In addition to the requirements, evidence of the application of these requirements must also be kept – the so-called “records”. For example, one requirement might be to regularly check highly privileged user access to particularly sensitive information. It seems immediately clear that the requirement alone is useless – if it is not implemented.
The implementation must be documented as evidence. A bon mot of auditors to be mentioned here is “not documented, not done” – which means that what was not documented was not done. ISMS operators should therefore make sure to create appropriate documentation (“records”) as proof of implementation. The standard does not say how this should be done and in what form. ISMS operators are free to decide how the records are kept. The evidence is often kept in the form of tickets, but written documentation with pen and paper can also meet the standard.
ISMS operators can determine the type and manner of documentation themselves
Here, too, the principle applies that “documented information” should be kept – but the standard does not explicitly say what this should be and what it should look like. This in turn allows ISMS operators a certain degree of freedom. Organisations can determine the type and scope of the documented information themselves. The standard even explicitly mentions in the commentary on standard requirement 7.5.1 that the scope of documented information of an ISMS can differ from organisation to organisation. Reasons given include the size of the organisation and the complexity of the processes.
Basically, the leaner the documentation, the better.

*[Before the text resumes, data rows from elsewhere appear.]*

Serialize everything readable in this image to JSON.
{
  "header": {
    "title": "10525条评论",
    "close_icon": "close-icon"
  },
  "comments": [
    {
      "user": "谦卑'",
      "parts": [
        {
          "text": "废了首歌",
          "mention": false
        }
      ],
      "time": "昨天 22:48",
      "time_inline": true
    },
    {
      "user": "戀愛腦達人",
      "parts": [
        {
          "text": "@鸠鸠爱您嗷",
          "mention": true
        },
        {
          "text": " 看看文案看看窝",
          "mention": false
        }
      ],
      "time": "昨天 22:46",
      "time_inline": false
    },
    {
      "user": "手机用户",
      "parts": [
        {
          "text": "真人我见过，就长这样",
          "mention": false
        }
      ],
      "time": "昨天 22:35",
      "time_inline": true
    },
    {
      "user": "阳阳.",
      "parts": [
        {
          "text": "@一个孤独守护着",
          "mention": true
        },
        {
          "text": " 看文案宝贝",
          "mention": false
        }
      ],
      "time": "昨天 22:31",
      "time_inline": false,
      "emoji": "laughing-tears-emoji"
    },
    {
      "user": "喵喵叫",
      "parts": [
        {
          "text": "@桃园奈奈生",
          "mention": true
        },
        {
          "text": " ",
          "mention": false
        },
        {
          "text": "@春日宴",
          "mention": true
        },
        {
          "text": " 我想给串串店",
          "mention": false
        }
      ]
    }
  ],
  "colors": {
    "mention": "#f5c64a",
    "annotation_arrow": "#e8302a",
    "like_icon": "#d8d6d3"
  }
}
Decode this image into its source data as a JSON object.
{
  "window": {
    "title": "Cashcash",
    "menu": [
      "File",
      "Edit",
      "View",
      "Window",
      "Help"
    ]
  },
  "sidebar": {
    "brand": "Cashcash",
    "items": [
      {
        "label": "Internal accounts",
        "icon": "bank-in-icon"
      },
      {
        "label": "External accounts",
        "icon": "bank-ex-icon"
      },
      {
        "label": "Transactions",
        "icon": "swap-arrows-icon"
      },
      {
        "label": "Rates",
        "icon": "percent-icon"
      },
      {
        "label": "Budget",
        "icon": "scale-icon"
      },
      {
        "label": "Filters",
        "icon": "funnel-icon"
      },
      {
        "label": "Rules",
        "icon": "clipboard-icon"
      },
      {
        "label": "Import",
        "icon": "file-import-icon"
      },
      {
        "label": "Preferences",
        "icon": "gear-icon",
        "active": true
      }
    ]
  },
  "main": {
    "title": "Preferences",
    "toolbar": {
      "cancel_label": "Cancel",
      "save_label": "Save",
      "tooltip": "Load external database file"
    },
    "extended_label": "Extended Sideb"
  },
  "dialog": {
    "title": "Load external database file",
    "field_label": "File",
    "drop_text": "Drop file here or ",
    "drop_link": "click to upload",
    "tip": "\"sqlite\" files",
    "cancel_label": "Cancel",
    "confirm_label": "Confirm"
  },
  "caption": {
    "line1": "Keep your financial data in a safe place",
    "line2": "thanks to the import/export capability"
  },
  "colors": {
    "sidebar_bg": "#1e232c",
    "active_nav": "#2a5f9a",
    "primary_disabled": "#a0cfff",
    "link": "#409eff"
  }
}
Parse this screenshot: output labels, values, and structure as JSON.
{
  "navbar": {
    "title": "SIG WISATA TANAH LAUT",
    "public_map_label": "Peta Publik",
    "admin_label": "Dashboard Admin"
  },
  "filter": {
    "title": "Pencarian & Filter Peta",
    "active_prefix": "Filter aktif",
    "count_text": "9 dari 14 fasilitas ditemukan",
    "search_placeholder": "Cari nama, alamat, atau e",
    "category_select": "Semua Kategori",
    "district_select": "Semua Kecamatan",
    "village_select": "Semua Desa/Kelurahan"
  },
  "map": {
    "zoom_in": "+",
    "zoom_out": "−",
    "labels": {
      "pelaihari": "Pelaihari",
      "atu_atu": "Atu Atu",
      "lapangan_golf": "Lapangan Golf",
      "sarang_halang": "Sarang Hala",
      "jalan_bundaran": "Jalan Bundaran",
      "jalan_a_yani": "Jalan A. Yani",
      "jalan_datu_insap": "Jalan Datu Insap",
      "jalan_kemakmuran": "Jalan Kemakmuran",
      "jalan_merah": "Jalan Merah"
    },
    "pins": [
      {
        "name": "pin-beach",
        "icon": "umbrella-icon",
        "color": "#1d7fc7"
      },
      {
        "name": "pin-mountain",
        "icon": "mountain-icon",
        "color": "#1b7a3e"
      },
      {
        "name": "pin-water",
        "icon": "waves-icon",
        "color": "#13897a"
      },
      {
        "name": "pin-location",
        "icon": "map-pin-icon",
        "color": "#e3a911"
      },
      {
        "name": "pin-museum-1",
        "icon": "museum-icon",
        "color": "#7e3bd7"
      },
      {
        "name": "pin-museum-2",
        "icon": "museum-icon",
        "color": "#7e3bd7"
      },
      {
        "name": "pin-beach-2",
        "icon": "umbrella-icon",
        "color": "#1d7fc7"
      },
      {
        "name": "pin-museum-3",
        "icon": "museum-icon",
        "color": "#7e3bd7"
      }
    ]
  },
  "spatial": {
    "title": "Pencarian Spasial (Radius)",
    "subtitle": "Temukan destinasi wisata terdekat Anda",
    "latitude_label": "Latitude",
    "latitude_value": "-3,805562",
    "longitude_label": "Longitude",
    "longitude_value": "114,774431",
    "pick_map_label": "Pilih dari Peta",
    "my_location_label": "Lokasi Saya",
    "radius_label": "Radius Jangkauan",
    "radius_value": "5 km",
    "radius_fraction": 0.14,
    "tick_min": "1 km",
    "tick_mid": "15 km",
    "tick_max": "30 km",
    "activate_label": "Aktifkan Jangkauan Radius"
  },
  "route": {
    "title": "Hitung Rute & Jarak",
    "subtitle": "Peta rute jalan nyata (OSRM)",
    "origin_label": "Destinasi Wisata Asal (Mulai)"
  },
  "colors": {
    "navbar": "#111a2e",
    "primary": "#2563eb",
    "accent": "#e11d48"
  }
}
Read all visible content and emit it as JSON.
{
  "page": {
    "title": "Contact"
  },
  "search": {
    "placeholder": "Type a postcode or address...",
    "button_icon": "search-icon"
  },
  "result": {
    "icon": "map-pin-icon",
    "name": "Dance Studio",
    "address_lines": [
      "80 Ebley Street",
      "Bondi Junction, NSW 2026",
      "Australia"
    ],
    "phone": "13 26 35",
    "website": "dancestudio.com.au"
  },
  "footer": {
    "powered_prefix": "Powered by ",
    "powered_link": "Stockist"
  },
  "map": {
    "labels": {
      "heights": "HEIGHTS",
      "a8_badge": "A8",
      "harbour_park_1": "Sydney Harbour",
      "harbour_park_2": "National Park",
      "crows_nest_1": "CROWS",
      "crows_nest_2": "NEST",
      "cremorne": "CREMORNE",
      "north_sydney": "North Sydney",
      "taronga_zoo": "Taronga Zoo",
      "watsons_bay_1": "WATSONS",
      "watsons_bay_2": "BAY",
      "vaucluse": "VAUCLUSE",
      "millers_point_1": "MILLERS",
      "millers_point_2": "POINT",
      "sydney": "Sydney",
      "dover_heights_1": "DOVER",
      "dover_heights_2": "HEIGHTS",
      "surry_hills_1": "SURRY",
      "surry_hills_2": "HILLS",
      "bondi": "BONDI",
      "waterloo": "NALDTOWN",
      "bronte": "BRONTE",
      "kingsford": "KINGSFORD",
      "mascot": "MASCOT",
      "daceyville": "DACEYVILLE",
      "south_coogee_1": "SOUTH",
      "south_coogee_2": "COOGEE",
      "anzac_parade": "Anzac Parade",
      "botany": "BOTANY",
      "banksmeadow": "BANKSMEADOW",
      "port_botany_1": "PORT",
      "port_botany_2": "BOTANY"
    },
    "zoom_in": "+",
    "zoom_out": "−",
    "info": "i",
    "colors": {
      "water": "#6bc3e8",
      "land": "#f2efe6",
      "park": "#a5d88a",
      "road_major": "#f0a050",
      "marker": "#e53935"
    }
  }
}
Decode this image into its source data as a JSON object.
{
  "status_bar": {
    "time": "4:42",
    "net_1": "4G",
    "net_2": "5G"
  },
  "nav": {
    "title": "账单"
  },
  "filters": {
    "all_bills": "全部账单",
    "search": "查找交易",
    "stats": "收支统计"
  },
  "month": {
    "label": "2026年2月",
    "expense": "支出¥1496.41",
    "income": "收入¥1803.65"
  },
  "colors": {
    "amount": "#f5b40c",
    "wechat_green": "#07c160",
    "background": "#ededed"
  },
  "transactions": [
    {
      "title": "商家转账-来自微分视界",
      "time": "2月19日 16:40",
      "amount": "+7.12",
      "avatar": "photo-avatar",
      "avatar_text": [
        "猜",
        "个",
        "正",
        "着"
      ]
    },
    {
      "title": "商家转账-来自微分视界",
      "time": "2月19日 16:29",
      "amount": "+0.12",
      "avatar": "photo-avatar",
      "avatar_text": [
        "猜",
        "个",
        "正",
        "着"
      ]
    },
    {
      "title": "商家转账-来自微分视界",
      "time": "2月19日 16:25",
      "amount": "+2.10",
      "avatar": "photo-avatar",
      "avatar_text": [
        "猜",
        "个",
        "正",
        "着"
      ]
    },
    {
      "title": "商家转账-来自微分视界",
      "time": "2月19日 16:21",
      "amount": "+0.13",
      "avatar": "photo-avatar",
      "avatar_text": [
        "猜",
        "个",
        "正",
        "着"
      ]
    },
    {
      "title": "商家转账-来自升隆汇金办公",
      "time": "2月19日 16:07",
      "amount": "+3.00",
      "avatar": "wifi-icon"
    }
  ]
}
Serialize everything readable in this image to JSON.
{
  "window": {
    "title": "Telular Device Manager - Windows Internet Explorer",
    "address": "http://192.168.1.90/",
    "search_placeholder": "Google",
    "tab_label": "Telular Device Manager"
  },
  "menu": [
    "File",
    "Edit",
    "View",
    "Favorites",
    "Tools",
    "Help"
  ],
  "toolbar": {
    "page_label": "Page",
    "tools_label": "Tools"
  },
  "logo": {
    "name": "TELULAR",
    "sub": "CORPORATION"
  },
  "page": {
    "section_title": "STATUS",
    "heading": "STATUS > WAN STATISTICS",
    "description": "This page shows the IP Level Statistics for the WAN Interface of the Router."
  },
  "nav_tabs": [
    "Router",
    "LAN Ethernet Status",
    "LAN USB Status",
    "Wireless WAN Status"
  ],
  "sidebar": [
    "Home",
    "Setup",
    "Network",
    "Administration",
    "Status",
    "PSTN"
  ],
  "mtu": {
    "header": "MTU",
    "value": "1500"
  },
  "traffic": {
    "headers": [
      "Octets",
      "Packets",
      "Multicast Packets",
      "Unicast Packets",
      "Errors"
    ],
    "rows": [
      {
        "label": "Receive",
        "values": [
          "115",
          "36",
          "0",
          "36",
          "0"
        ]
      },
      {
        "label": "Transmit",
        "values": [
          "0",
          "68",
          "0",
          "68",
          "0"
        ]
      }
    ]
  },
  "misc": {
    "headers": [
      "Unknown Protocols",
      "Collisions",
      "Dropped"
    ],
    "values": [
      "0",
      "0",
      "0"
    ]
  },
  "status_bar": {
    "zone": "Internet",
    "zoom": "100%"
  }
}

It is therefore by no means the case that a start-up has the same documentation requirements as a large corporation. Rather, as an ISMS operator, you have some leeway – which you should make use of. A certain pragmatism is advisable in order to keep the documentation as lean as possible – and not to over-bureaucratise the ISMS.
Conclusion: Operating and certifying an ISMS is a task for many stakeholders.
In summary, the establishment and operation of an ISMS is primarily an organisational task – not an inherently IT issue. The key to success is to embed the processes as widely as possible in the chosen area of application of the ISMS – and to involve as many stakeholders as possible who are assigned to the area of application.
The success of an ISMS stands and falls with its acceptance within the organisation and the recognition of the added value it brings to the organisation as a whole and to its individual stakeholders. Stakeholders who are aware of the importance of their contribution to maintaining and continuously improving the level of information security will behave responsibly and integrate the requirements of an ISMS into their daily business.
This fulfils one of the core requirements of ISO 27001 – the distribution of tasks and responsibilities across as many shoulders as possible. If this is achieved, successful certification of the ISMS is usually “only” the result of well-rehearsed ISMS processes.